This year, though, I’m fortunate enough to be teaching at St. Lawrence University, which has about half a dozen faculty members in the English Department with really strong backgrounds in nonfiction forms, and who teach these forms to undergraduate students in workshops that always seem to be filled to maximum capacity. I figured, “If I’m ever going to be working with students strong enough in the history of this genre to teach this class, that time is now.” So, with the enthusiastic blessing of my chair, I began to design the course.


I cheated a little bit—we spent the second week of class (the class meets for three hours every Wednesday evening) discussing some of that canonical stuff I said I wasn’t going to teach—Orwell, White, Didion, and Lopate’s introduction  to The Art of the Personal Essay. I decided, in the end, that I wasn’t comfortable starting with the present until we’d talked a little bit about the past. But beginning with the third class—last night’s class, to be precise—we’re focusing on the current scene entirely.


So, how did it go?


We wound up discussing work by Cheryl Strayed, Bob Cowser Jr., Pam Houston, Jill Talbot, and Eula Biss. The Strayed piece—“The Love of My Life”—seemed to be a particular favorite, as she writes about grief and sex in just brutally honest ways (if you’re offended by brutally honest depictions of unpleasant sex written by talented writers—and I know some people who are—don’t click on that link; otherwise, read it. It’s amazing). We also spent a long time discussing Talbot’s observations about the construction of self in the age of social media: “Everyone now,” Talbot writes, “not just writers, creates a written, published persona on a daily (hourly) basis.  Artifice abounds.”  We even wound up relating these ideas to Renaissance scholar Stephen Greenblatt’s idea of self-fashioning during the early modern period.

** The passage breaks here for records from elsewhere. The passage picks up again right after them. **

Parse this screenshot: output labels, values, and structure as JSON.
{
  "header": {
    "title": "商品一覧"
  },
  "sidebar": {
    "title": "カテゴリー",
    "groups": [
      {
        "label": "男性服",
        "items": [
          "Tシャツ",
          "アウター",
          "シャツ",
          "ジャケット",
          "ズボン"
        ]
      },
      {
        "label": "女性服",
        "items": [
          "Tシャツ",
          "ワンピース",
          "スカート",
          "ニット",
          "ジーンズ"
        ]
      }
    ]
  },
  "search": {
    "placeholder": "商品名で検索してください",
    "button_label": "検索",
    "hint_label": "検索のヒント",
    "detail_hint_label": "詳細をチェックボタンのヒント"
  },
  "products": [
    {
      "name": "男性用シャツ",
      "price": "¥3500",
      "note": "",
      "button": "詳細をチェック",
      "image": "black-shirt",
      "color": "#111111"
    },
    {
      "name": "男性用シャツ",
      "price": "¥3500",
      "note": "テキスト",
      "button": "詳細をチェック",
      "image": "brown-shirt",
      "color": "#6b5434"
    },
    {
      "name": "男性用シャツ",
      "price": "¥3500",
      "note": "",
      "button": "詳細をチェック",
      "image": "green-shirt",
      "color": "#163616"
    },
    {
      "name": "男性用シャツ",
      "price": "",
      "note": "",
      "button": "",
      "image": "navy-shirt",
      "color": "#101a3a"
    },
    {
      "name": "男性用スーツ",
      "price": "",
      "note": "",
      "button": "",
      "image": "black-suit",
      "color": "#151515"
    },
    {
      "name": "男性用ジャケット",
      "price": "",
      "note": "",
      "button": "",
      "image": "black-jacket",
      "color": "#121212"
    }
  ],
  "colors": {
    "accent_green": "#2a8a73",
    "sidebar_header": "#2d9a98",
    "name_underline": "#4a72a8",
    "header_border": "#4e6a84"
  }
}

How did it go? It was awesome.


I imagine we’ve all had those moments in the classroom where the discussion went so well, where all participants seemed so engaged, that the time flew by and you felt like the discussion should really go on over beers or coffee. It was 10 p.m., and I had to be up to teach at 8:30 the other day, and I don’t drink coffee, and I don’t drink with students, but… well, it was that kind of night.  It was the kind of class that makes one glad to do this for a living.


Will we be able to keep up this type of intense engagement?  It’s hard to say, of course—I can’t predict the future. All I can tell you is what’s on the syllabus—Steven ChurchJenny BoullyIra SukrungruangRyan Van MeterKristen IversenAkhim Yuseff Cabey.  E.J. LevyJohn D’Agata and Jim Fingal. And lots of other thought-provoking practitioners of this form.


I can’t say for sure that this class is going to be a roaring success based on how well things went last night, of course, but my feeling is that our students want to know more about the contemporary nonfiction scene. I walked into class worried that I might have trouble filling three hours; I walked out regretting that we didn’t have five hours to devote to discussing these authors and their work. So, as I usually am in pretty much all things, I find myself cautiously optimistic.


I’ll keep you updated with how things go with this class, and what I learn along the way.  In the meantime, I’ll try to think of some revision exercises. If you have some, please leave a comment.  For that matter, if you can think of an essay or writer I ought to include on the reading list for a contemporary/ 21st century essay class, let me know in a comment.